Nominees for best alternate history book this year include:
- “Columbia & Britannia” by Adam Chamberlain and Brian A. Dixon
- “Red Inferno: 1945” by Robert Conroy
- “Pinion” by Jay Lake
- “When Angels Wept” by Eric Swedin.
The winner of this year’s Sidewise Award will be announced in August in Reno, Nev.
Past winners of the Sidewise Award include:
- “Pasquale’s Angel” by Paul J. McAuley
- “Voyage” by Stephen Baxter
- “How Few Remain” by Harry Turtledove
- “Making History” by Stephen Fry
- “Resurrection Day” by Brendan DuBois
- “Ash: A Secret History” by Mary Gentle
- “The Children’s War” by J.N. Stroyar
- “Ruled Britannia” by Harry Turtledove
- “The Severed Wing” by Martin J. Gidron
- “Collaborator” by Murray Davies
- “The Plot Against America” by Philip Roth
- “The Summer Isles” by Ian R. MacLeod
- “The Family Trade,” “The Hidden Family” and “The Clan Corporate” (series) by Charles Stross
- “The Yiddish Policemen’s Union” by Michael Chabon
- “The Dragon’s Nine Sons” by Chris Roberson
- “1942” by Robert Conroy.
I read in my trusty Old Farmer’s Almanac that this past Friday was Midsummer Day, which occurs annually near the summer solstice or what we think of as the first official day of summer.
To farmers, Midsummer Day is generally regarded as the midpoint of the growing season, that is, the day that marks the halfway point between planting and harvesting.
Historically, Midsummer Day has been an occasion for celebration and since ancient times, Midsummer Day has been the occasion for weddings, feasts and other fun events.
Tuesday of last week was the Summer Solstice, which is the longest day of the year in the Northern Hemisphere. After Midsummer Day, our daylight hours also begin to shorten a little each day.

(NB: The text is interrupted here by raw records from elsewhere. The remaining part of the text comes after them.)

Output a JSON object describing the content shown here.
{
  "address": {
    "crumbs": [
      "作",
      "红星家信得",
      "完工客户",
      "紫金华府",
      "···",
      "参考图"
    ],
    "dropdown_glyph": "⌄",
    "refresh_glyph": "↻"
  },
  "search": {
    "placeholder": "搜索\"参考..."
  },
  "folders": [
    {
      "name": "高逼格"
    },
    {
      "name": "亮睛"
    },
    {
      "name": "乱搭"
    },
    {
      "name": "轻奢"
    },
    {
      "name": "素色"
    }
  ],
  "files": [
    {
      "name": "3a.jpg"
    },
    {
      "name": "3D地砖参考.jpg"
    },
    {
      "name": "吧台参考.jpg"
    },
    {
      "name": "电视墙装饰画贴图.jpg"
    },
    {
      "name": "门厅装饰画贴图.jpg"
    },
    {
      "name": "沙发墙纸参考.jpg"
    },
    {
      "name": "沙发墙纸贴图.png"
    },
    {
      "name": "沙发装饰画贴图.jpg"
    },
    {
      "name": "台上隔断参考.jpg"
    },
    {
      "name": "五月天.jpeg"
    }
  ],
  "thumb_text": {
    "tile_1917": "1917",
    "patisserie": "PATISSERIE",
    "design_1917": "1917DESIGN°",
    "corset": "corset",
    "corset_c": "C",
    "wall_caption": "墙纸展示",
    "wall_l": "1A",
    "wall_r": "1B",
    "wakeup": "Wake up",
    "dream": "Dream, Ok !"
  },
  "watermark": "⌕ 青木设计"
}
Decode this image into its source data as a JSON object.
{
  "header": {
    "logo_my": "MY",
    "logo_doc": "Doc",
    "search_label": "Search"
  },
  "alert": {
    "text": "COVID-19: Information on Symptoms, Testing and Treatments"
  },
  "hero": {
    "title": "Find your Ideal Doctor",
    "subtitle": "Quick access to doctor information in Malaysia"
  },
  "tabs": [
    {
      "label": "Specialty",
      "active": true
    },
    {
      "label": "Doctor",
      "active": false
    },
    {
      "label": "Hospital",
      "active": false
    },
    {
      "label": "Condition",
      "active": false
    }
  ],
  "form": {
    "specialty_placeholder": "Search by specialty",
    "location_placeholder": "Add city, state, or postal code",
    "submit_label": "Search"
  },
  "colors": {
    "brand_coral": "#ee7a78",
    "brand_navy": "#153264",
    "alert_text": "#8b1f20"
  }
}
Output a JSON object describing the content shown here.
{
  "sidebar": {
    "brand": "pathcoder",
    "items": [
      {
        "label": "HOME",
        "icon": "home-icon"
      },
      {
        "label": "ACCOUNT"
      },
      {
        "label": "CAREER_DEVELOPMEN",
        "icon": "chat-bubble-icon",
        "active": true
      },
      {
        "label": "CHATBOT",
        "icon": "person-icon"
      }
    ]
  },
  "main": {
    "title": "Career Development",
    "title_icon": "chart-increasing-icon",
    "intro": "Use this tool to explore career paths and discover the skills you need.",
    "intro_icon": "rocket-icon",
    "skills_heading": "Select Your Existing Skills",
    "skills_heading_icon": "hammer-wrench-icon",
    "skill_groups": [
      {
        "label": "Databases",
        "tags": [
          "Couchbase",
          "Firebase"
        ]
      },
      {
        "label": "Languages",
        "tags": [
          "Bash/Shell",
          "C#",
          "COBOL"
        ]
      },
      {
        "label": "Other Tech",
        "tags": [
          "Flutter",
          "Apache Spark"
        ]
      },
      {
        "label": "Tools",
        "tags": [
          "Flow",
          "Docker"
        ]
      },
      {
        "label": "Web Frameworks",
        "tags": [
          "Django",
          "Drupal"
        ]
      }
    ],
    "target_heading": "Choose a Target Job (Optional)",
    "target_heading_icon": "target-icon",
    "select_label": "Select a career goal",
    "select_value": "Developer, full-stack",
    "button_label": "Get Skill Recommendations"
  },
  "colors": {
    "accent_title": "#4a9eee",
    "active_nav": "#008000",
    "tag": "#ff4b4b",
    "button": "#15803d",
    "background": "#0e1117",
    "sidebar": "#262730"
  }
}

In the U.S., we celebrate New Year’s Day on Jan. 1, which is in the dead of winter. Ancient Egyptians celebrated their new year when the star Sirius rose at around the time of sunrise. This event roughly occurred at the same time as the summer solstice as well as the annual flooding of the Nile River.
Sirius, nicknamed the “Dog Star,” is the brightest star in the night sky. Actually, Sirius is two stars about 8.6 light years from Earth, but to the naked eye, the system looks like one big, bright star. Sirius is so bright that it can even be observed during the daylight hours with the naked eye under the right conditions.

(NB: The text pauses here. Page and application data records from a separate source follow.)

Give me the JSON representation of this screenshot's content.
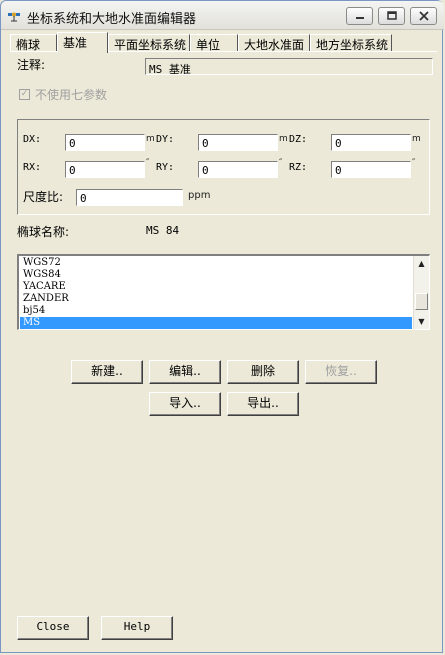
{
  "window": {
    "title": "坐标系统和大地水准面编辑器"
  },
  "tabs": [
    {
      "label": "椭球",
      "active": false
    },
    {
      "label": "基准",
      "active": true
    },
    {
      "label": "平面坐标系统",
      "active": false
    },
    {
      "label": "单位",
      "active": false
    },
    {
      "label": "大地水准面",
      "active": false
    },
    {
      "label": "地方坐标系统",
      "active": false
    }
  ],
  "datum": {
    "comment_label": "注释:",
    "comment_value": "MS 基准",
    "seven_param_label": "不使用七参数",
    "params": {
      "dx_label": "DX:",
      "dx_value": "0",
      "dx_unit": "m",
      "dy_label": "DY:",
      "dy_value": "0",
      "dy_unit": "m",
      "dz_label": "DZ:",
      "dz_value": "0",
      "dz_unit": "m",
      "rx_label": "RX:",
      "rx_value": "0",
      "rx_unit": "″",
      "ry_label": "RY:",
      "ry_value": "0",
      "ry_unit": "″",
      "rz_label": "RZ:",
      "rz_value": "0",
      "rz_unit": "″",
      "scale_label": "尺度比:",
      "scale_value": "0",
      "scale_unit": "ppm"
    },
    "ellipsoid_name_label": "椭球名称:",
    "ellipsoid_name_value": "MS 84",
    "list": {
      "items": [
        "WGS72",
        "WGS84",
        "YACARE",
        "ZANDER",
        "bj54",
        "MS"
      ],
      "selected_index": 5
    }
  },
  "buttons": {
    "new": "新建..",
    "edit": "编辑..",
    "delete": "删除",
    "restore": "恢复..",
    "import": "导入..",
    "export": "导出..",
    "close": "Close",
    "help": "Help"
  },
  "colors": {
    "selection": "#3399ff",
    "face": "#ece9d8"
  },
  "icons": {
    "app": "satellite-icon",
    "minimize": "minimize-icon",
    "maximize": "maximize-icon",
    "close": "close-icon"
  }
}
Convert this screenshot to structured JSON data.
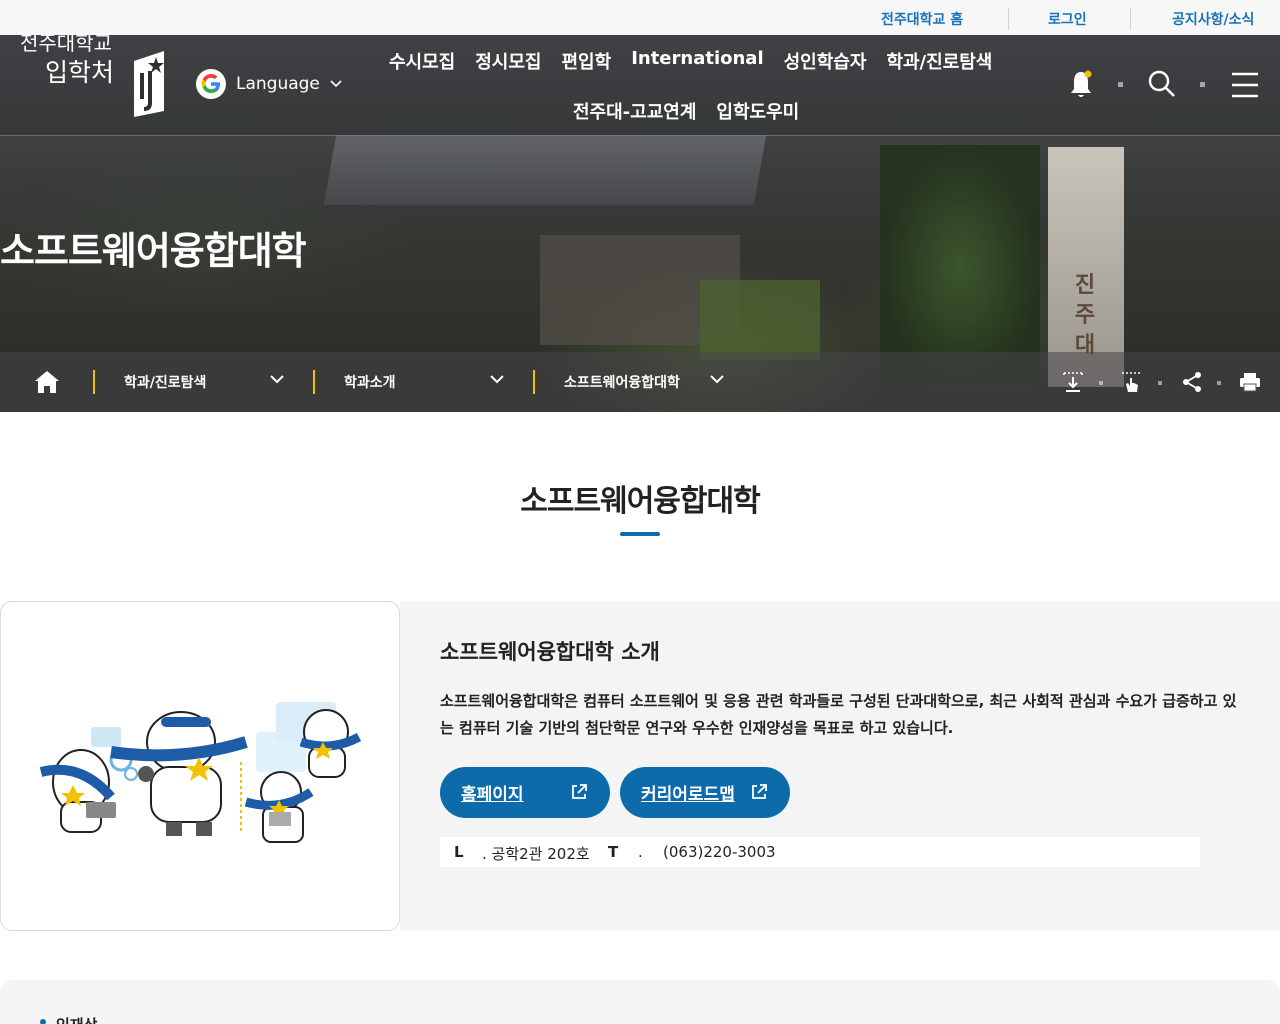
{
  "utility": {
    "home_link": "전주대학교 홈",
    "login": "로그인",
    "notice": "공지사항/소식"
  },
  "logo": {
    "line1": "전주대학교",
    "line2": "입학처"
  },
  "language": {
    "label": "Language"
  },
  "menu": {
    "row1": [
      "수시모집",
      "정시모집",
      "편입학",
      "International",
      "성인학습자",
      "학과/진로탐색"
    ],
    "row2": [
      "전주대-고교연계",
      "입학도우미"
    ]
  },
  "hero": {
    "title": "소프트웨어융합대학",
    "tower_text": [
      "진",
      "주",
      "대"
    ]
  },
  "breadcrumb": {
    "items": [
      "학과/진로탐색",
      "학과소개",
      "소프트웨어융합대학"
    ]
  },
  "page": {
    "title": "소프트웨어융합대학"
  },
  "intro": {
    "heading": "소프트웨어융합대학 소개",
    "description": "소프트웨어융합대학은 컴퓨터 소프트웨어 및 응용 관련 학과들로 구성된 단과대학으로, 최근 사회적 관심과 수요가 급증하고 있는 컴퓨터 기술 기반의 첨단학문 연구와 우수한 인재양성을 목표로 하고 있습니다.",
    "homepage_button": "홈페이지",
    "career_button": "커리어로드맵",
    "location_key": "L",
    "location_value": ". 공학2관 202호",
    "phone_key": "T",
    "phone_value": ".",
    "phone_number": "(063)220-3003"
  },
  "lower": {
    "label": "인재상"
  },
  "colors": {
    "accent": "#0e6bab",
    "utility_link": "#1a73b8",
    "breadcrumb_bar": "#f2c200"
  }
}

The summer solstice was also important to folks in ancient England. The prehistoric monument at Stonehenge is believed to have been erected around 2500 BC, and many researchers believe farmers built it to help determine the date of the summer solstice.